Please set down the entire listing exactly.

*** RECORDS SUPPLIED Section Begins ***

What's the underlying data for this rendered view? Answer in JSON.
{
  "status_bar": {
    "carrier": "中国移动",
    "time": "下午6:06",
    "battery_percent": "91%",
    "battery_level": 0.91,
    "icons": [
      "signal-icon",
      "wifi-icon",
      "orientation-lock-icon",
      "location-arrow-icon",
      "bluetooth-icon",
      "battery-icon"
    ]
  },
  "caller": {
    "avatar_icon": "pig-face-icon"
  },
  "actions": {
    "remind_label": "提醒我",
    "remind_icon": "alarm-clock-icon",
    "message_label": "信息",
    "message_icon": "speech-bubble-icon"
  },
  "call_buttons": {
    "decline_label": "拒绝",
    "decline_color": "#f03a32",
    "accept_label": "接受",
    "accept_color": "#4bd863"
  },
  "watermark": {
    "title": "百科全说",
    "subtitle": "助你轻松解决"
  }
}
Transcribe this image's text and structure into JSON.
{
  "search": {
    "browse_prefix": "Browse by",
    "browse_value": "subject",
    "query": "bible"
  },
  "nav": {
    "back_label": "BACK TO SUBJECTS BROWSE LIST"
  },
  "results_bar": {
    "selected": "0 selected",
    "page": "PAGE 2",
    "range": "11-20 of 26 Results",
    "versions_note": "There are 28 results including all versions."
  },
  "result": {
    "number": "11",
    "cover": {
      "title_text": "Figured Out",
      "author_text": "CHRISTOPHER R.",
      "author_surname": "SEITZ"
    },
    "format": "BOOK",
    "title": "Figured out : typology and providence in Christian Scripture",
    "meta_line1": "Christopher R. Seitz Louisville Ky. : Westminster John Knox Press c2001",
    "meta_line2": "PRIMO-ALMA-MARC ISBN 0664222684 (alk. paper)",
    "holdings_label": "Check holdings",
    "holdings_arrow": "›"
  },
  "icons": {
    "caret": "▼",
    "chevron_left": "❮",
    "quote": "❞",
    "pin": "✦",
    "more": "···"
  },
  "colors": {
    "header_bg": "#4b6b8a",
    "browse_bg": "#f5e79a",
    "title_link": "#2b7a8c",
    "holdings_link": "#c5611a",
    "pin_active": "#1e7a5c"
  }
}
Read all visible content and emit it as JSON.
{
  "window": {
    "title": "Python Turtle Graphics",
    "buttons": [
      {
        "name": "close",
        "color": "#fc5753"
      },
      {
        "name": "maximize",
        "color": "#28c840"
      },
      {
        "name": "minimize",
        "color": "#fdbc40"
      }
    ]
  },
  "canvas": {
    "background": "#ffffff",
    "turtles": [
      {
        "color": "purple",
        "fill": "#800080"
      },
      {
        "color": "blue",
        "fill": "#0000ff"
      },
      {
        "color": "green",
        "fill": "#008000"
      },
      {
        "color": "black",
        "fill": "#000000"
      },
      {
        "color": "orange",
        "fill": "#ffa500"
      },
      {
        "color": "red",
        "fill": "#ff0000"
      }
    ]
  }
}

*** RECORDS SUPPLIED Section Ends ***

**REPLY TO THE TASK:**
What's the underlying data for this rendered view? Answer in JSON.
{
  "status_bar": {
    "carrier": "中国移动",
    "time": "下午6:06",
    "battery_percent": "91%",
    "battery_level": 0.91,
    "icons": [
      "signal-icon",
      "wifi-icon",
      "orientation-lock-icon",
      "location-arrow-icon",
      "bluetooth-icon",
      "battery-icon"
    ]
  },
  "caller": {
    "avatar_icon": "pig-face-icon"
  },
  "actions": {
    "remind_label": "提醒我",
    "remind_icon": "alarm-clock-icon",
    "message_label": "信息",
    "message_icon": "speech-bubble-icon"
  },
  "call_buttons": {
    "decline_label": "拒绝",
    "decline_color": "#f03a32",
    "accept_label": "接受",
    "accept_color": "#4bd863"
  },
  "watermark": {
    "title": "百科全说",
    "subtitle": "助你轻松解决"
  }
}
Transcribe this image's text and structure into JSON.
{
  "search": {
    "browse_prefix": "Browse by",
    "browse_value": "subject",
    "query": "bible"
  },
  "nav": {
    "back_label": "BACK TO SUBJECTS BROWSE LIST"
  },
  "results_bar": {
    "selected": "0 selected",
    "page": "PAGE 2",
    "range": "11-20 of 26 Results",
    "versions_note": "There are 28 results including all versions."
  },
  "result": {
    "number": "11",
    "cover": {
      "title_text": "Figured Out",
      "author_text": "CHRISTOPHER R.",
      "author_surname": "SEITZ"
    },
    "format": "BOOK",
    "title": "Figured out : typology and providence in Christian Scripture",
    "meta_line1": "Christopher R. Seitz Louisville Ky. : Westminster John Knox Press c2001",
    "meta_line2": "PRIMO-ALMA-MARC ISBN 0664222684 (alk. paper)",
    "holdings_label": "Check holdings",
    "holdings_arrow": "›"
  },
  "icons": {
    "caret": "▼",
    "chevron_left": "❮",
    "quote": "❞",
    "pin": "✦",
    "more": "···"
  },
  "colors": {
    "header_bg": "#4b6b8a",
    "browse_bg": "#f5e79a",
    "title_link": "#2b7a8c",
    "holdings_link": "#c5611a",
    "pin_active": "#1e7a5c"
  }
}
Read all visible content and emit it as JSON.
{
  "window": {
    "title": "Python Turtle Graphics",
    "buttons": [
      {
        "name": "close",
        "color": "#fc5753"
      },
      {
        "name": "maximize",
        "color": "#28c840"
      },
      {
        "name": "minimize",
        "color": "#fdbc40"
      }
    ]
  },
  "canvas": {
    "background": "#ffffff",
    "turtles": [
      {
        "color": "purple",
        "fill": "#800080"
      },
      {
        "color": "blue",
        "fill": "#0000ff"
      },
      {
        "color": "green",
        "fill": "#008000"
      },
      {
        "color": "black",
        "fill": "#000000"
      },
      {
        "color": "orange",
        "fill": "#ffa500"
      },
      {
        "color": "red",
        "fill": "#ff0000"
      }
    ]
  }
}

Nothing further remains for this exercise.